2021 Environmental Stewardship Institute

by Ashley O'Neill Prado, Laura Mann Hill and Sophie Downey

In the third year of FMR's Environmental Stewardship Institute (ESI), our fellows focused on the guiding theme of Resilient Waters: Building Community and Connection.

In the midst of the pandemic and drought, we explored what makes our waters, our communities and ourselves resilient. Our fellows modeled resiliency through the summer, meeting in a park as well as online, touring sites in the rain and completing in-depth projects in a matter of seven weeks.

Learning from community members

Over the summer, ESI participants met with the National Park Service fellows to tour St. Anthony Falls Lock and Dam and take a trip on the river in a paddleboat. They worked with Capitol Region Watershed District and FMR's own SHEP coordinator Jen Hadley to learn about water quality monitoring and even try their hand at identifying macroinvertebrates.

As the program began to focus more on community, fellows heard from a panel of environmental justice activists and researchers, with representatives from Plant Grow Share, Augsburg, and Minnesota Immigrant Rights Action Committee. They learned from Lower Phalen Creek Project how Dakota history and community engagement informed the restoration of Wakán Tipi/the Bruce Vento Nature Sanctuary. And the fellows also paired up with Minnesota Valley Wildlife Refuge interns to paddle around Como Lake.

New this year: Working with mentors

New to ESI in 2021 was a team of dedicated mentors. We connected with 12 science professionals through the Minnesota Academy of Science, and each fellow worked closely with one or two mentors over the course of the summer. The mentors brought expertise in biology, soil science, pollination ecology, data analysis, water quality monitoring and more, and they joined us in person at Como Park as well as Zoomed in from Duluth and Nigeria.

Besides working with fellows on their projects, connecting them with professional contacts to interview and helping narrow down topics and manage schedules, our mentors spoke on a panel about their career paths and work.

Independent projects

Throughout the summer, fellows worked on their own independent projects. Each participant chose a topic they were deeply interested in. They did their own research and worked with their mentors to connect with professionals who specialize in their areas of interest. Fellows also decided what format their project would take — whether research-based, artistic, a piece of writing or something interactive. We ended up with an array of unique and creative projects on a wide variety of topics.

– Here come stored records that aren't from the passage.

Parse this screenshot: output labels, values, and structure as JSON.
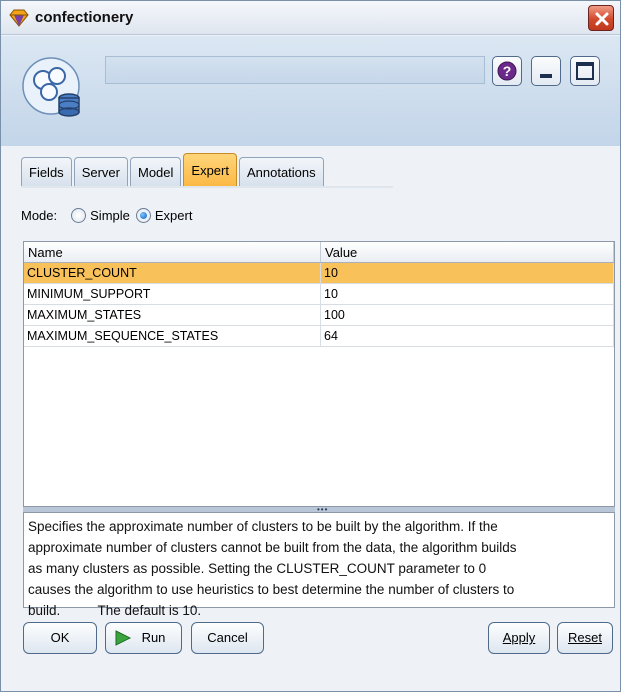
{
  "window": {
    "title": "confectionery"
  },
  "header": {
    "node_icon": "database-cluster-icon",
    "help_icon": "question-mark-icon",
    "minimize_icon": "minimize-icon",
    "maximize_icon": "maximize-icon"
  },
  "tabs": [
    {
      "label": "Fields"
    },
    {
      "label": "Server"
    },
    {
      "label": "Model"
    },
    {
      "label": "Expert",
      "active": true
    },
    {
      "label": "Annotations"
    }
  ],
  "mode": {
    "label": "Mode:",
    "options": [
      "Simple",
      "Expert"
    ],
    "selected": "Expert"
  },
  "table": {
    "columns": [
      "Name",
      "Value"
    ],
    "rows": [
      {
        "name": "CLUSTER_COUNT",
        "value": "10"
      },
      {
        "name": "MINIMUM_SUPPORT",
        "value": "10"
      },
      {
        "name": "MAXIMUM_STATES",
        "value": "100"
      },
      {
        "name": "MAXIMUM_SEQUENCE_STATES",
        "value": "64"
      }
    ],
    "selected_row": 0,
    "selected_color": "#f9c15a"
  },
  "description": {
    "lines": [
      "Specifies the approximate number of clusters to be built by the algorithm. If the",
      "approximate number of clusters cannot be built from the data, the algorithm builds",
      "as many clusters as possible. Setting the CLUSTER_COUNT parameter to 0",
      "causes the algorithm to use heuristics to best determine the number of clusters to",
      "build.          The default is 10."
    ]
  },
  "footer": {
    "ok_label": "OK",
    "run_label": "Run",
    "run_icon": "play-icon",
    "cancel_label": "Cancel",
    "apply_label": "Apply",
    "reset_label": "Reset"
  },
  "colors": {
    "active_tab": "#fbb844",
    "close_button": "#d24a2c",
    "header_bg": "#c3d5e9"
  }
}
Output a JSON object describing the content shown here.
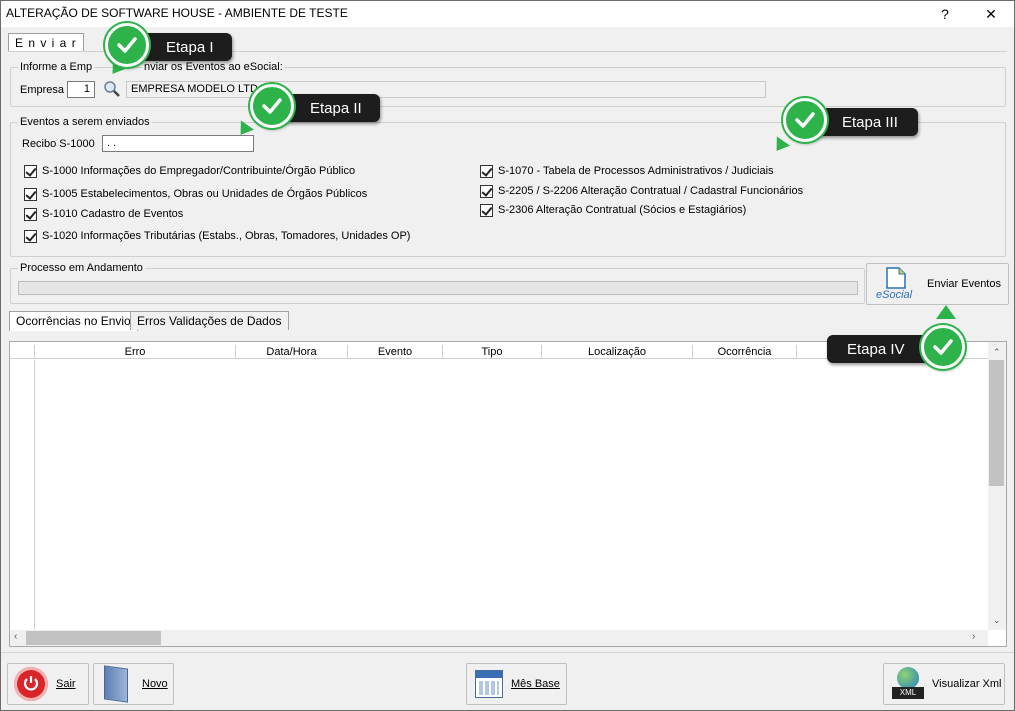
{
  "window": {
    "title": "ALTERAÇÃO DE SOFTWARE HOUSE - AMBIENTE DE TESTE",
    "help": "?",
    "close": "✕"
  },
  "top_tab": {
    "label": "E n v i a r"
  },
  "company_group": {
    "title_left": "Informe a Emp",
    "title_right": "nviar os Eventos ao eSocial:",
    "label": "Empresa",
    "code": "1",
    "name": "EMPRESA MODELO LTDA"
  },
  "events_group": {
    "title": "Eventos a serem enviados",
    "recibo_label": "Recibo S-1000",
    "recibo_value": ". .",
    "left": [
      "S-1000 Informações do Empregador/Contribuinte/Órgão Público",
      "S-1005 Estabelecimentos, Obras ou Unidades de Órgãos Públicos",
      "S-1010 Cadastro de Eventos",
      "S-1020 Informações Tributárias (Estabs., Obras, Tomadores, Unidades OP)"
    ],
    "right": [
      "S-1070 - Tabela de Processos Administrativos / Judiciais",
      "S-2205 / S-2206 Alteração Contratual / Cadastral Funcionários",
      "S-2306 Alteração Contratual (Sócios e Estagiários)"
    ]
  },
  "progress": {
    "title": "Processo em Andamento",
    "value": 0
  },
  "send_button": {
    "logo": "eSocial",
    "label": "Enviar Eventos"
  },
  "lower_tabs": [
    "Ocorrências no Envio",
    "Erros Validações de Dados"
  ],
  "grid": {
    "columns": [
      "Erro",
      "Data/Hora",
      "Evento",
      "Tipo",
      "Localização",
      "Ocorrência"
    ]
  },
  "bottom": {
    "exit": "Sair",
    "new": "Novo",
    "month": "Mês Base",
    "xml": "Visualizar Xml",
    "xml_badge": "XML"
  },
  "callouts": [
    "Etapa I",
    "Etapa II",
    "Etapa III",
    "Etapa IV"
  ],
  "colors": {
    "accent_green": "#2db34a",
    "callout_bg": "#1d1d1d"
  }
}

We are so grateful to our 2021 ESI fellows for bringing their enthusiasm and creativity to the program this summer. We hope you learn from and feel inspired by this sampling of their independent projects. (Note: Opinions expressed in projects are those of the program participant and do not necessarily represent those of FMR.)

The symbiotic relationship between the coyote and American badger: A comic

Mateo with comic

Mateo's comic imagines those in conflict over water resources learning from Native knowledge around the cooperative hunting strategies of coyotes and badgers.

The benefits of composting and how to do it

Lydia with her compost bin

Lydia set up organics recycling at her church and put her design skills to work creating an infographic to explain the benefits of composting and how to do it.

A marginalized river: The Hatgyi Dam on the Salween in Myanmar

Cho Wah with her art piece

Cho Wah created an art piece and presented on the human rights issues and biological and cultural diversity at risk due to the proposed hydropower Hatgyi Dam on the Salween River in Southeast Asia.

Pollinator potential: An investigation

Fiona with her website on a phone

Fiona explored the potential for pollinator habitat to grow alongside solar farms, as well as her own potential future in the field, and created a website to showcase what she learned.

Biodiversity loss in urban areas with a focus on the Twin Cities


Holly's research looks at the reasons for biodiversity loss in the Twin Cities and gives solutions for city planners and individuals with environmental justice in mind. She offers Bridal Veil Open Space in Minneapolis as an example of restored biodiversity in an urban area.

Balloons and the environment

Seagull eating balloon

Brenda drew a cautionary tale to show the impact stray balloons can have on wildlife.

Join us

We'll update this page when applications are open for the 2022 ESI cohort.

FMR's summer Environmental Stewardship Insitute is part of our larger Stewardship and Education program. Check out our other opportunities for youth and for all ages to get involved with FMR.